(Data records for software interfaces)
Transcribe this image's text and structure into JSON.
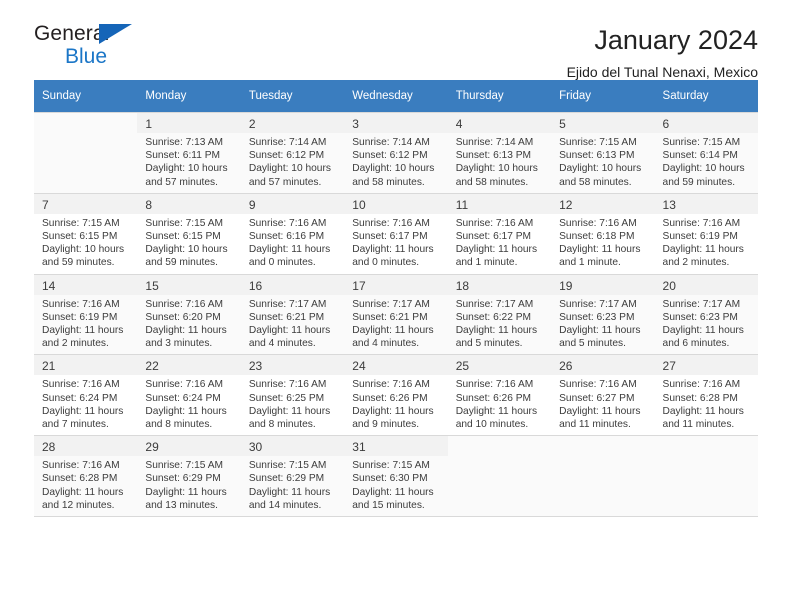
{
  "brand": {
    "name_dark": "General",
    "name_blue": "Blue",
    "accent_color": "#1b76c7",
    "triangle_color": "#1565b8"
  },
  "header": {
    "title": "January 2024",
    "subtitle": "Ejido del Tunal Nenaxi, Mexico"
  },
  "calendar": {
    "header_bg": "#3a7dbf",
    "header_text_color": "#ffffff",
    "weekdays": [
      "Sunday",
      "Monday",
      "Tuesday",
      "Wednesday",
      "Thursday",
      "Friday",
      "Saturday"
    ],
    "weeks": [
      [
        {
          "day": "",
          "lines": []
        },
        {
          "day": "1",
          "lines": [
            "Sunrise: 7:13 AM",
            "Sunset: 6:11 PM",
            "Daylight: 10 hours",
            "and 57 minutes."
          ]
        },
        {
          "day": "2",
          "lines": [
            "Sunrise: 7:14 AM",
            "Sunset: 6:12 PM",
            "Daylight: 10 hours",
            "and 57 minutes."
          ]
        },
        {
          "day": "3",
          "lines": [
            "Sunrise: 7:14 AM",
            "Sunset: 6:12 PM",
            "Daylight: 10 hours",
            "and 58 minutes."
          ]
        },
        {
          "day": "4",
          "lines": [
            "Sunrise: 7:14 AM",
            "Sunset: 6:13 PM",
            "Daylight: 10 hours",
            "and 58 minutes."
          ]
        },
        {
          "day": "5",
          "lines": [
            "Sunrise: 7:15 AM",
            "Sunset: 6:13 PM",
            "Daylight: 10 hours",
            "and 58 minutes."
          ]
        },
        {
          "day": "6",
          "lines": [
            "Sunrise: 7:15 AM",
            "Sunset: 6:14 PM",
            "Daylight: 10 hours",
            "and 59 minutes."
          ]
        }
      ],
      [
        {
          "day": "7",
          "lines": [
            "Sunrise: 7:15 AM",
            "Sunset: 6:15 PM",
            "Daylight: 10 hours",
            "and 59 minutes."
          ]
        },
        {
          "day": "8",
          "lines": [
            "Sunrise: 7:15 AM",
            "Sunset: 6:15 PM",
            "Daylight: 10 hours",
            "and 59 minutes."
          ]
        },
        {
          "day": "9",
          "lines": [
            "Sunrise: 7:16 AM",
            "Sunset: 6:16 PM",
            "Daylight: 11 hours",
            "and 0 minutes."
          ]
        },
        {
          "day": "10",
          "lines": [
            "Sunrise: 7:16 AM",
            "Sunset: 6:17 PM",
            "Daylight: 11 hours",
            "and 0 minutes."
          ]
        },
        {
          "day": "11",
          "lines": [
            "Sunrise: 7:16 AM",
            "Sunset: 6:17 PM",
            "Daylight: 11 hours",
            "and 1 minute."
          ]
        },
        {
          "day": "12",
          "lines": [
            "Sunrise: 7:16 AM",
            "Sunset: 6:18 PM",
            "Daylight: 11 hours",
            "and 1 minute."
          ]
        },
        {
          "day": "13",
          "lines": [
            "Sunrise: 7:16 AM",
            "Sunset: 6:19 PM",
            "Daylight: 11 hours",
            "and 2 minutes."
          ]
        }
      ],
      [
        {
          "day": "14",
          "lines": [
            "Sunrise: 7:16 AM",
            "Sunset: 6:19 PM",
            "Daylight: 11 hours",
            "and 2 minutes."
          ]
        },
        {
          "day": "15",
          "lines": [
            "Sunrise: 7:16 AM",
            "Sunset: 6:20 PM",
            "Daylight: 11 hours",
            "and 3 minutes."
          ]
        },
        {
          "day": "16",
          "lines": [
            "Sunrise: 7:17 AM",
            "Sunset: 6:21 PM",
            "Daylight: 11 hours",
            "and 4 minutes."
          ]
        },
        {
          "day": "17",
          "lines": [
            "Sunrise: 7:17 AM",
            "Sunset: 6:21 PM",
            "Daylight: 11 hours",
            "and 4 minutes."
          ]
        },
        {
          "day": "18",
          "lines": [
            "Sunrise: 7:17 AM",
            "Sunset: 6:22 PM",
            "Daylight: 11 hours",
            "and 5 minutes."
          ]
        },
        {
          "day": "19",
          "lines": [
            "Sunrise: 7:17 AM",
            "Sunset: 6:23 PM",
            "Daylight: 11 hours",
            "and 5 minutes."
          ]
        },
        {
          "day": "20",
          "lines": [
            "Sunrise: 7:17 AM",
            "Sunset: 6:23 PM",
            "Daylight: 11 hours",
            "and 6 minutes."
          ]
        }
      ],
      [
        {
          "day": "21",
          "lines": [
            "Sunrise: 7:16 AM",
            "Sunset: 6:24 PM",
            "Daylight: 11 hours",
            "and 7 minutes."
          ]
        },
        {
          "day": "22",
          "lines": [
            "Sunrise: 7:16 AM",
            "Sunset: 6:24 PM",
            "Daylight: 11 hours",
            "and 8 minutes."
          ]
        },
        {
          "day": "23",
          "lines": [
            "Sunrise: 7:16 AM",
            "Sunset: 6:25 PM",
            "Daylight: 11 hours",
            "and 8 minutes."
          ]
        },
        {
          "day": "24",
          "lines": [
            "Sunrise: 7:16 AM",
            "Sunset: 6:26 PM",
            "Daylight: 11 hours",
            "and 9 minutes."
          ]
        },
        {
          "day": "25",
          "lines": [
            "Sunrise: 7:16 AM",
            "Sunset: 6:26 PM",
            "Daylight: 11 hours",
            "and 10 minutes."
          ]
        },
        {
          "day": "26",
          "lines": [
            "Sunrise: 7:16 AM",
            "Sunset: 6:27 PM",
            "Daylight: 11 hours",
            "and 11 minutes."
          ]
        },
        {
          "day": "27",
          "lines": [
            "Sunrise: 7:16 AM",
            "Sunset: 6:28 PM",
            "Daylight: 11 hours",
            "and 11 minutes."
          ]
        }
      ],
      [
        {
          "day": "28",
          "lines": [
            "Sunrise: 7:16 AM",
            "Sunset: 6:28 PM",
            "Daylight: 11 hours",
            "and 12 minutes."
          ]
        },
        {
          "day": "29",
          "lines": [
            "Sunrise: 7:15 AM",
            "Sunset: 6:29 PM",
            "Daylight: 11 hours",
            "and 13 minutes."
          ]
        },
        {
          "day": "30",
          "lines": [
            "Sunrise: 7:15 AM",
            "Sunset: 6:29 PM",
            "Daylight: 11 hours",
            "and 14 minutes."
          ]
        },
        {
          "day": "31",
          "lines": [
            "Sunrise: 7:15 AM",
            "Sunset: 6:30 PM",
            "Daylight: 11 hours",
            "and 15 minutes."
          ]
        },
        {
          "day": "",
          "lines": []
        },
        {
          "day": "",
          "lines": []
        },
        {
          "day": "",
          "lines": []
        }
      ]
    ]
  }
}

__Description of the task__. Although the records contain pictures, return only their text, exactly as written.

__Your response__.
Transcribe this image's text and structure into JSON.
{
  "brand": {
    "name_dark": "General",
    "name_blue": "Blue",
    "accent_color": "#1b76c7",
    "triangle_color": "#1565b8"
  },
  "header": {
    "title": "January 2024",
    "subtitle": "Ejido del Tunal Nenaxi, Mexico"
  },
  "calendar": {
    "header_bg": "#3a7dbf",
    "header_text_color": "#ffffff",
    "weekdays": [
      "Sunday",
      "Monday",
      "Tuesday",
      "Wednesday",
      "Thursday",
      "Friday",
      "Saturday"
    ],
    "weeks": [
      [
        {
          "day": "",
          "lines": []
        },
        {
          "day": "1",
          "lines": [
            "Sunrise: 7:13 AM",
            "Sunset: 6:11 PM",
            "Daylight: 10 hours",
            "and 57 minutes."
          ]
        },
        {
          "day": "2",
          "lines": [
            "Sunrise: 7:14 AM",
            "Sunset: 6:12 PM",
            "Daylight: 10 hours",
            "and 57 minutes."
          ]
        },
        {
          "day": "3",
          "lines": [
            "Sunrise: 7:14 AM",
            "Sunset: 6:12 PM",
            "Daylight: 10 hours",
            "and 58 minutes."
          ]
        },
        {
          "day": "4",
          "lines": [
            "Sunrise: 7:14 AM",
            "Sunset: 6:13 PM",
            "Daylight: 10 hours",
            "and 58 minutes."
          ]
        },
        {
          "day": "5",
          "lines": [
            "Sunrise: 7:15 AM",
            "Sunset: 6:13 PM",
            "Daylight: 10 hours",
            "and 58 minutes."
          ]
        },
        {
          "day": "6",
          "lines": [
            "Sunrise: 7:15 AM",
            "Sunset: 6:14 PM",
            "Daylight: 10 hours",
            "and 59 minutes."
          ]
        }
      ],
      [
        {
          "day": "7",
          "lines": [
            "Sunrise: 7:15 AM",
            "Sunset: 6:15 PM",
            "Daylight: 10 hours",
            "and 59 minutes."
          ]
        },
        {
          "day": "8",
          "lines": [
            "Sunrise: 7:15 AM",
            "Sunset: 6:15 PM",
            "Daylight: 10 hours",
            "and 59 minutes."
          ]
        },
        {
          "day": "9",
          "lines": [
            "Sunrise: 7:16 AM",
            "Sunset: 6:16 PM",
            "Daylight: 11 hours",
            "and 0 minutes."
          ]
        },
        {
          "day": "10",
          "lines": [
            "Sunrise: 7:16 AM",
            "Sunset: 6:17 PM",
            "Daylight: 11 hours",
            "and 0 minutes."
          ]
        },
        {
          "day": "11",
          "lines": [
            "Sunrise: 7:16 AM",
            "Sunset: 6:17 PM",
            "Daylight: 11 hours",
            "and 1 minute."
          ]
        },
        {
          "day": "12",
          "lines": [
            "Sunrise: 7:16 AM",
            "Sunset: 6:18 PM",
            "Daylight: 11 hours",
            "and 1 minute."
          ]
        },
        {
          "day": "13",
          "lines": [
            "Sunrise: 7:16 AM",
            "Sunset: 6:19 PM",
            "Daylight: 11 hours",
            "and 2 minutes."
          ]
        }
      ],
      [
        {
          "day": "14",
          "lines": [
            "Sunrise: 7:16 AM",
            "Sunset: 6:19 PM",
            "Daylight: 11 hours",
            "and 2 minutes."
          ]
        },
        {
          "day": "15",
          "lines": [
            "Sunrise: 7:16 AM",
            "Sunset: 6:20 PM",
            "Daylight: 11 hours",
            "and 3 minutes."
          ]
        },
        {
          "day": "16",
          "lines": [
            "Sunrise: 7:17 AM",
            "Sunset: 6:21 PM",
            "Daylight: 11 hours",
            "and 4 minutes."
          ]
        },
        {
          "day": "17",
          "lines": [
            "Sunrise: 7:17 AM",
            "Sunset: 6:21 PM",
            "Daylight: 11 hours",
            "and 4 minutes."
          ]
        },
        {
          "day": "18",
          "lines": [
            "Sunrise: 7:17 AM",
            "Sunset: 6:22 PM",
            "Daylight: 11 hours",
            "and 5 minutes."
          ]
        },
        {
          "day": "19",
          "lines": [
            "Sunrise: 7:17 AM",
            "Sunset: 6:23 PM",
            "Daylight: 11 hours",
            "and 5 minutes."
          ]
        },
        {
          "day": "20",
          "lines": [
            "Sunrise: 7:17 AM",
            "Sunset: 6:23 PM",
            "Daylight: 11 hours",
            "and 6 minutes."
          ]
        }
      ],
      [
        {
          "day": "21",
          "lines": [
            "Sunrise: 7:16 AM",
            "Sunset: 6:24 PM",
            "Daylight: 11 hours",
            "and 7 minutes."
          ]
        },
        {
          "day": "22",
          "lines": [
            "Sunrise: 7:16 AM",
            "Sunset: 6:24 PM",
            "Daylight: 11 hours",
            "and 8 minutes."
          ]
        },
        {
          "day": "23",
          "lines": [
            "Sunrise: 7:16 AM",
            "Sunset: 6:25 PM",
            "Daylight: 11 hours",
            "and 8 minutes."
          ]
        },
        {
          "day": "24",
          "lines": [
            "Sunrise: 7:16 AM",
            "Sunset: 6:26 PM",
            "Daylight: 11 hours",
            "and 9 minutes."
          ]
        },
        {
          "day": "25",
          "lines": [
            "Sunrise: 7:16 AM",
            "Sunset: 6:26 PM",
            "Daylight: 11 hours",
            "and 10 minutes."
          ]
        },
        {
          "day": "26",
          "lines": [
            "Sunrise: 7:16 AM",
            "Sunset: 6:27 PM",
            "Daylight: 11 hours",
            "and 11 minutes."
          ]
        },
        {
          "day": "27",
          "lines": [
            "Sunrise: 7:16 AM",
            "Sunset: 6:28 PM",
            "Daylight: 11 hours",
            "and 11 minutes."
          ]
        }
      ],
      [
        {
          "day": "28",
          "lines": [
            "Sunrise: 7:16 AM",
            "Sunset: 6:28 PM",
            "Daylight: 11 hours",
            "and 12 minutes."
          ]
        },
        {
          "day": "29",
          "lines": [
            "Sunrise: 7:15 AM",
            "Sunset: 6:29 PM",
            "Daylight: 11 hours",
            "and 13 minutes."
          ]
        },
        {
          "day": "30",
          "lines": [
            "Sunrise: 7:15 AM",
            "Sunset: 6:29 PM",
            "Daylight: 11 hours",
            "and 14 minutes."
          ]
        },
        {
          "day": "31",
          "lines": [
            "Sunrise: 7:15 AM",
            "Sunset: 6:30 PM",
            "Daylight: 11 hours",
            "and 15 minutes."
          ]
        },
        {
          "day": "",
          "lines": []
        },
        {
          "day": "",
          "lines": []
        },
        {
          "day": "",
          "lines": []
        }
      ]
    ]
  }
}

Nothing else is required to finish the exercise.